[Start of section]

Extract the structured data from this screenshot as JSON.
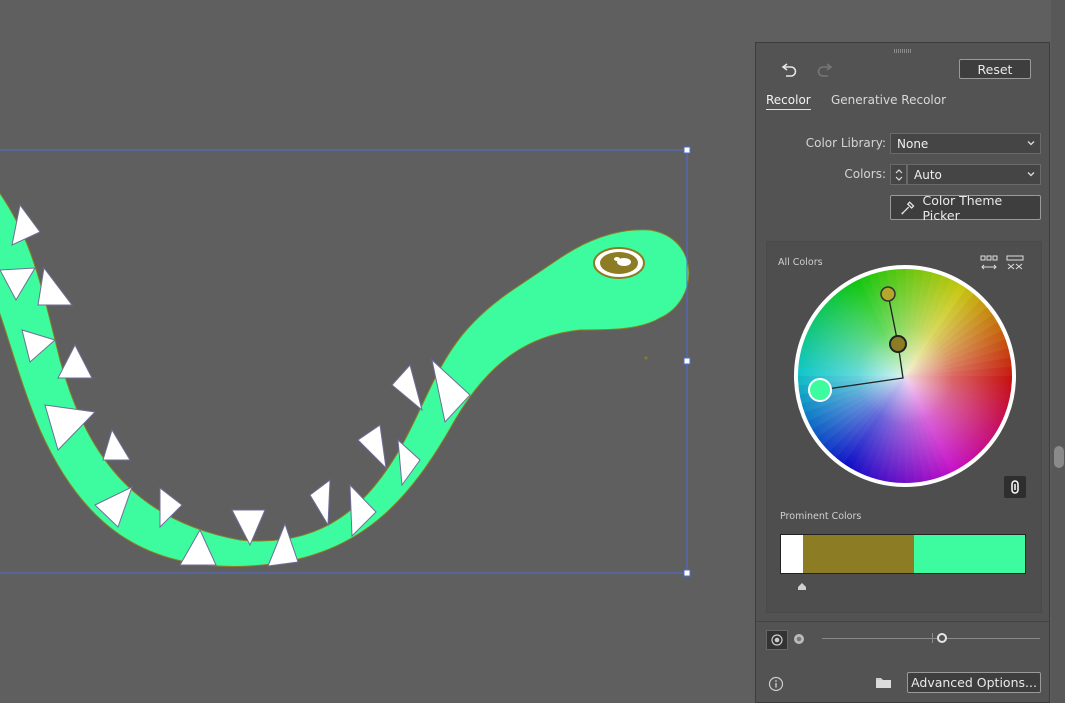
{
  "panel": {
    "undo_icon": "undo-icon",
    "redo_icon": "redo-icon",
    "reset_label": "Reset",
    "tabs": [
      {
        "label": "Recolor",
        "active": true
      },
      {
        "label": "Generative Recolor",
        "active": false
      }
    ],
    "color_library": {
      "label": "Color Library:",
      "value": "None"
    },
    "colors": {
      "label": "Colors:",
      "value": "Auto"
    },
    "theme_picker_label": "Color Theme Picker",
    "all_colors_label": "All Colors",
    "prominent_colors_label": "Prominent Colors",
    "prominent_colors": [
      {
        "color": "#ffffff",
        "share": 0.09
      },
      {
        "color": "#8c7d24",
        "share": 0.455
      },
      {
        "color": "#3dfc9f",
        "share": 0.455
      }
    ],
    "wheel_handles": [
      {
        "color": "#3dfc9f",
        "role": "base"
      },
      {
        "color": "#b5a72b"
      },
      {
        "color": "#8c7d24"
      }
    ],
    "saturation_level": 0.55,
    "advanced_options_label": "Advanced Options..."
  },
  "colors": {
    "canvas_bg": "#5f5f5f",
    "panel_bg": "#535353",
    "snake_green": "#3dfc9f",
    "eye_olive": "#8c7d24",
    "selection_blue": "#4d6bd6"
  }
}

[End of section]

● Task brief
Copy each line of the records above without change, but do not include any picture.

● Answer
Extract the structured data from this screenshot as JSON.
{
  "panel": {
    "undo_icon": "undo-icon",
    "redo_icon": "redo-icon",
    "reset_label": "Reset",
    "tabs": [
      {
        "label": "Recolor",
        "active": true
      },
      {
        "label": "Generative Recolor",
        "active": false
      }
    ],
    "color_library": {
      "label": "Color Library:",
      "value": "None"
    },
    "colors": {
      "label": "Colors:",
      "value": "Auto"
    },
    "theme_picker_label": "Color Theme Picker",
    "all_colors_label": "All Colors",
    "prominent_colors_label": "Prominent Colors",
    "prominent_colors": [
      {
        "color": "#ffffff",
        "share": 0.09
      },
      {
        "color": "#8c7d24",
        "share": 0.455
      },
      {
        "color": "#3dfc9f",
        "share": 0.455
      }
    ],
    "wheel_handles": [
      {
        "color": "#3dfc9f",
        "role": "base"
      },
      {
        "color": "#b5a72b"
      },
      {
        "color": "#8c7d24"
      }
    ],
    "saturation_level": 0.55,
    "advanced_options_label": "Advanced Options..."
  },
  "colors": {
    "canvas_bg": "#5f5f5f",
    "panel_bg": "#535353",
    "snake_green": "#3dfc9f",
    "eye_olive": "#8c7d24",
    "selection_blue": "#4d6bd6"
  }
}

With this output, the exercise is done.